Data provided ▸
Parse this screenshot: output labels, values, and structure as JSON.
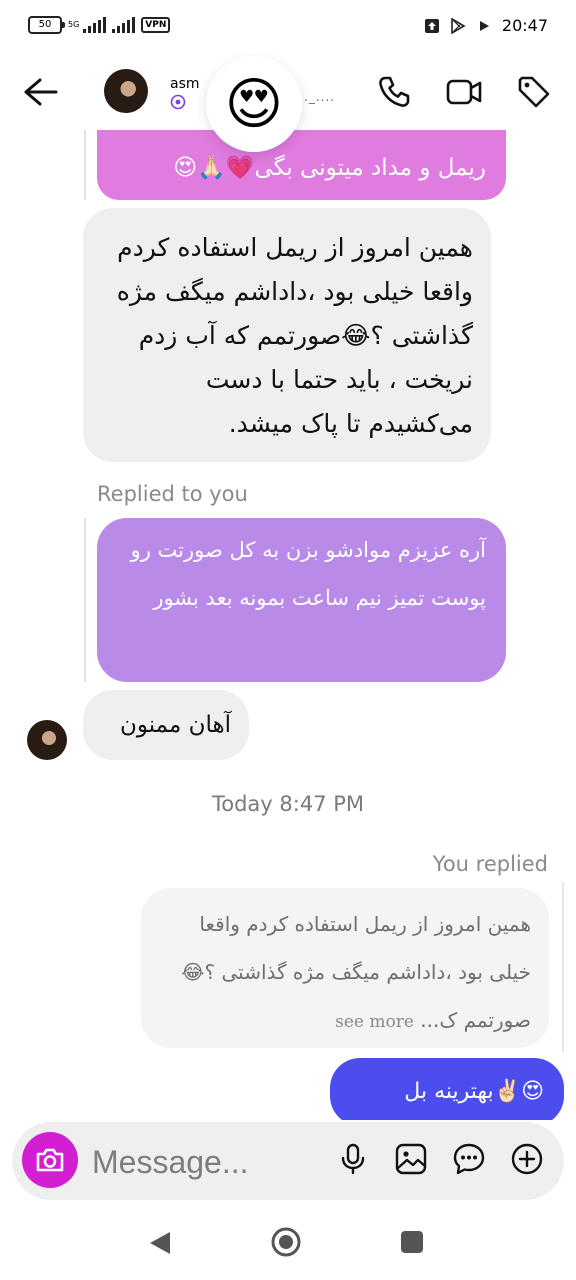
{
  "status_bar": {
    "battery": "50",
    "network": "5G",
    "vpn": "VPN",
    "time": "20:47"
  },
  "header": {
    "contact_name": "asm",
    "reaction_emoji": "😍",
    "typing_dots": "._...."
  },
  "messages": {
    "pink_text": "ریمل و مداد میتونی بگی💗🙏🏻😍",
    "gray1_text": "همین امروز از ریمل استفاده کردم واقعا خیلی بود ،داداشم میگف مژه گذاشتی ؟😂صورتمم که آب زدم نریخت ، باید حتما با دست می‌کشیدم تا پاک میشد.",
    "replied_label": "Replied to you",
    "purple_text": "آره عزیزم موادشو بزن به کل صورتت رو پوست تمیز نیم ساعت بمونه بعد بشور",
    "gray2_text": "آهان ممنون",
    "timestamp": "Today 8:47 PM",
    "you_replied_label": "You replied",
    "quote_text": "همین امروز از ریمل استفاده کردم واقعا خیلی بود ،داداشم میگف مژه گذاشتی ؟😂صورتمم ک...",
    "see_more": "see more",
    "mine_text": "😍✌🏻بهترینه بل"
  },
  "composer": {
    "placeholder": "Message..."
  },
  "colors": {
    "pink": "#e07be0",
    "purple": "#b98ae8",
    "mine": "#4b4ded",
    "camera": "#d21fd2"
  }
}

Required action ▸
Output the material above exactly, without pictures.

Response for this exercise ▸
Parse this screenshot: output labels, values, and structure as JSON.
{
  "status_bar": {
    "battery": "50",
    "network": "5G",
    "vpn": "VPN",
    "time": "20:47"
  },
  "header": {
    "contact_name": "asm",
    "reaction_emoji": "😍",
    "typing_dots": "._...."
  },
  "messages": {
    "pink_text": "ریمل و مداد میتونی بگی💗🙏🏻😍",
    "gray1_text": "همین امروز از ریمل استفاده کردم واقعا خیلی بود ،داداشم میگف مژه گذاشتی ؟😂صورتمم که آب زدم نریخت ، باید حتما با دست می‌کشیدم تا پاک میشد.",
    "replied_label": "Replied to you",
    "purple_text": "آره عزیزم موادشو بزن به کل صورتت رو پوست تمیز نیم ساعت بمونه بعد بشور",
    "gray2_text": "آهان ممنون",
    "timestamp": "Today 8:47 PM",
    "you_replied_label": "You replied",
    "quote_text": "همین امروز از ریمل استفاده کردم واقعا خیلی بود ،داداشم میگف مژه گذاشتی ؟😂صورتمم ک...",
    "see_more": "see more",
    "mine_text": "😍✌🏻بهترینه بل"
  },
  "composer": {
    "placeholder": "Message..."
  },
  "colors": {
    "pink": "#e07be0",
    "purple": "#b98ae8",
    "mine": "#4b4ded",
    "camera": "#d21fd2"
  }
}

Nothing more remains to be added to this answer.